Sadly the end of the space program is a sad time for the 9,000 workers involved.

"It really is like a stage of grieving" said Gary Stutte, a scientist who worked at the Kennedy Space Center in Florida for nearly 20 years.  Last month Stutte attended the Limerick Institute of Technology (LIT) to take up a research post as EU Marie Curie Fellow. He will work on growing plants in microgravity.

Also Gerard Newsham (24) was lucky enough to attend the Atlantis' launch on Friday. A postgraduate student at LIT he is currently working at the Space Life Lab in Florida on " Symbiotic Nodulation in a Reduced Gravity Environment (SyNRGE)”.

3. The Corkonian correlation

Dan Tani has flown two space shuttle missions and spent 120 days on board the International Space Station. His wife Jane Egan hails from the Cork town of Kinsale.

Tani has visited schools in West Cork speaking about his experiences in Cork. He also spent his 47th birthday in space and celebrated it with his family via a live link up to Cork's Blackrock Castle Observatory.

He returned from his final mission last Friday.

4. The Diaspora relationship

It's estimated that over 35 million American's can trace their roots to Ireland so it's no surprise that many scientists in NASA have Irish ancestry.

Last St. Patrick's Day astronaut Cady Coleman marked the occasion from the International Space Station by playing a solo on a 100-year-old Irish flute. She had borrowed it the Cheftains, Matt Molloy. She played a tune by Paddy Moloney.

Speaking from space she said "St Patrick’s Day is a day when people all over the Earth recognise their Irish heritage. And now we’re doing that from space as well.”

5. The other Irish links

The space shuttle program is currently worth over $28.5 million to the Irish economy. In all about 70 companies have participated in the EU Space Agency program since 2000.

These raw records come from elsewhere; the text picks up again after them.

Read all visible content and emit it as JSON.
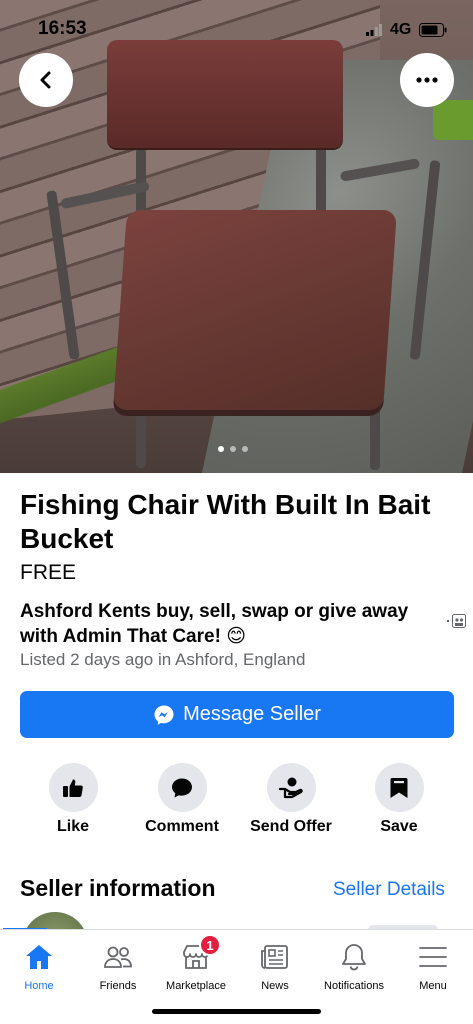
{
  "status_bar": {
    "time": "16:53",
    "network": "4G"
  },
  "photo": {
    "alt": "Fishing chair",
    "pager_count": 3,
    "pager_active": 1
  },
  "listing": {
    "title": "Fishing Chair With Built In Bait Bucket",
    "price": "FREE",
    "group_name": "Ashford Kents buy, sell, swap or give away with Admin That Care! 😊",
    "listed_info": "Listed 2 days ago in Ashford, England",
    "message_button": "Message Seller"
  },
  "actions": [
    {
      "label": "Like",
      "icon": "thumbs-up-icon"
    },
    {
      "label": "Comment",
      "icon": "comment-icon"
    },
    {
      "label": "Send Offer",
      "icon": "send-offer-icon"
    },
    {
      "label": "Save",
      "icon": "bookmark-icon"
    }
  ],
  "seller": {
    "heading": "Seller information",
    "details_link": "Seller Details"
  },
  "tabbar": {
    "tabs": [
      {
        "label": "Home",
        "icon": "home-icon",
        "active": true
      },
      {
        "label": "Friends",
        "icon": "friends-icon"
      },
      {
        "label": "Marketplace",
        "icon": "marketplace-icon",
        "badge": "1"
      },
      {
        "label": "News",
        "icon": "news-icon"
      },
      {
        "label": "Notifications",
        "icon": "bell-icon"
      },
      {
        "label": "Menu",
        "icon": "menu-icon"
      }
    ]
  },
  "colors": {
    "accent": "#1877f2",
    "badge": "#e41e3f",
    "secondary_text": "#65676b",
    "button_bg": "#e4e6eb"
  }
}
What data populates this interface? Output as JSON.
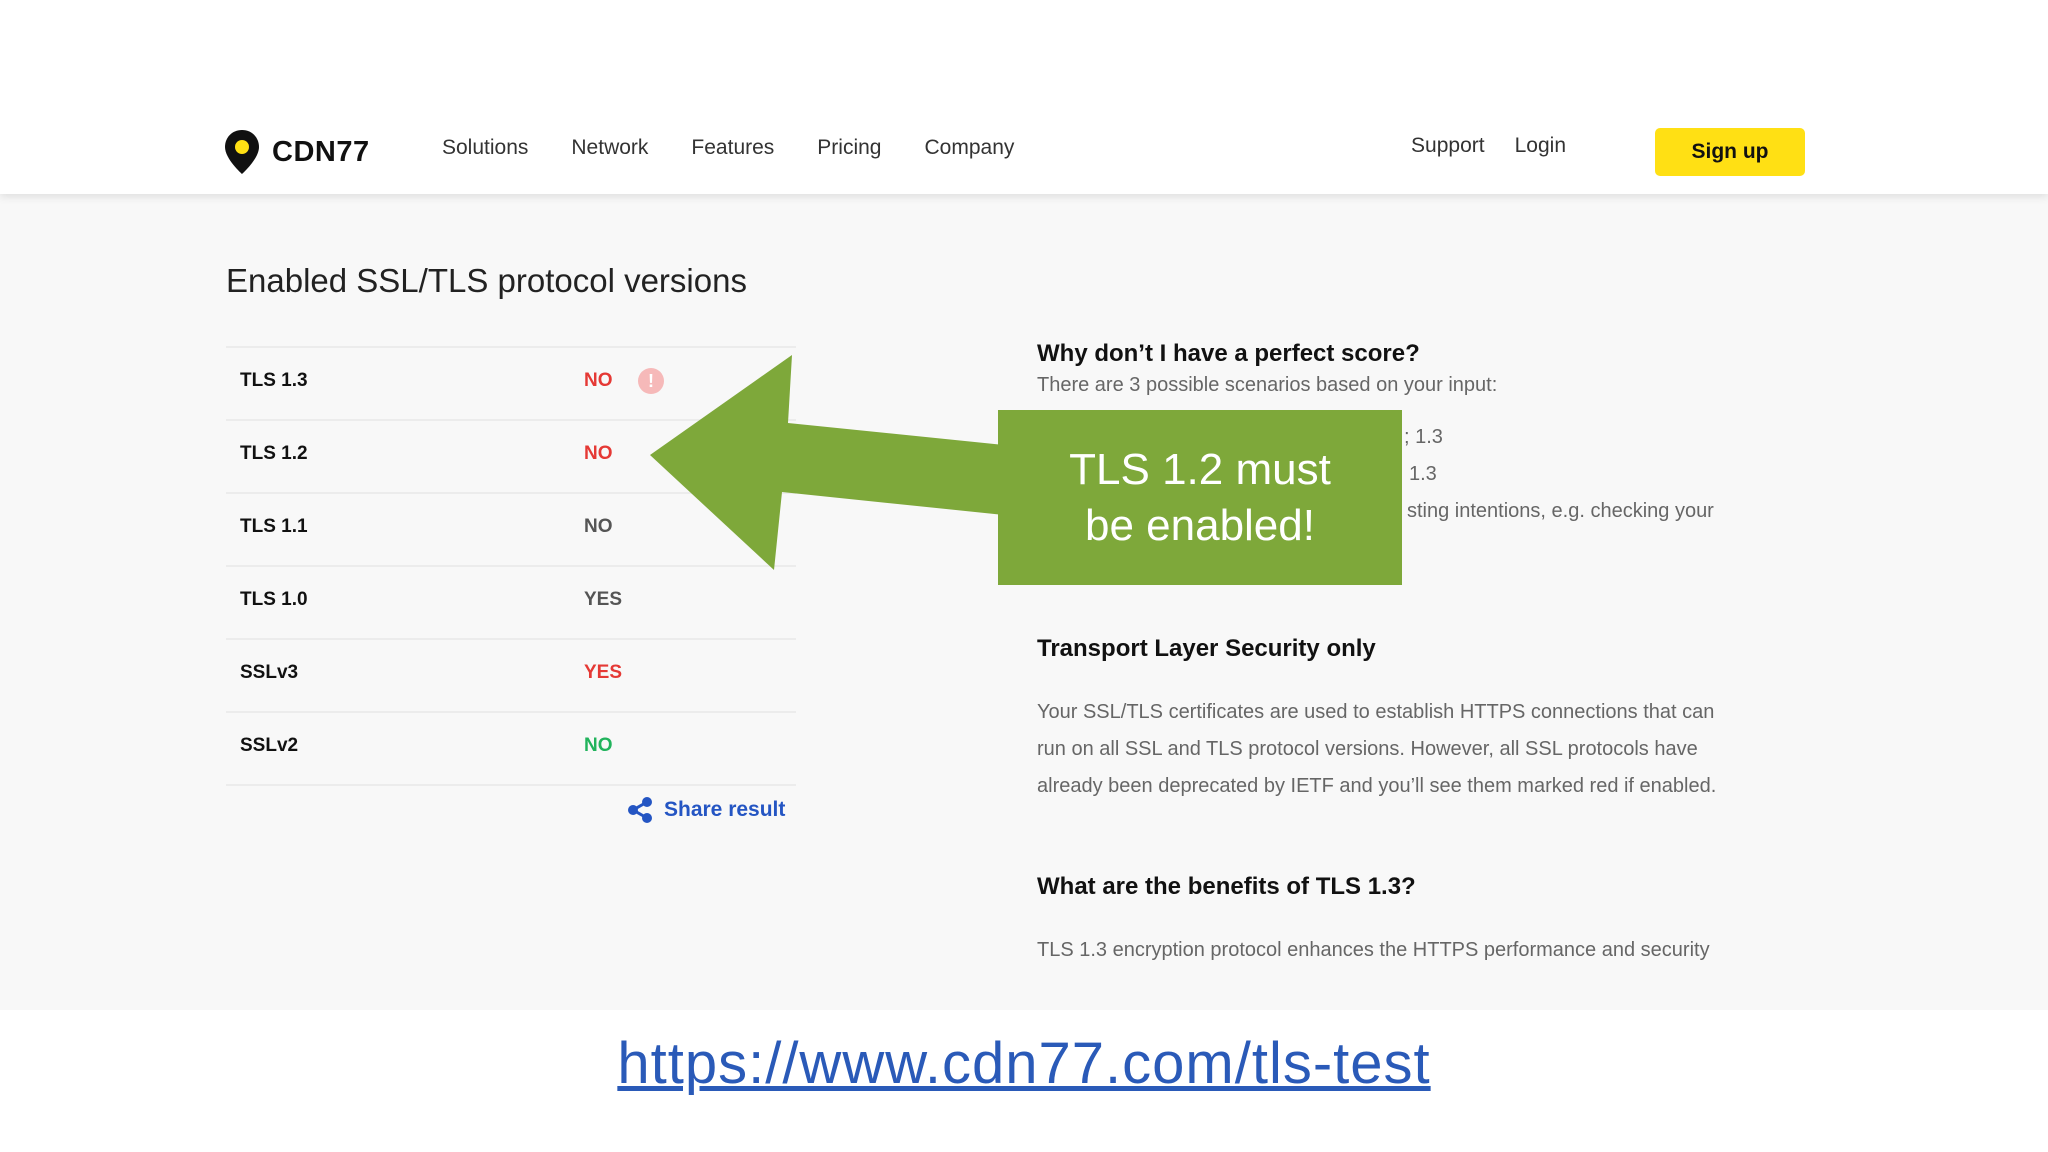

The Space Strategy Working Group believes a coherent national space strategy for Ireland could lead to 5,000 new high-value jobs by 2025. By then the sector would have an estimated value of €1 billion to the exchequer.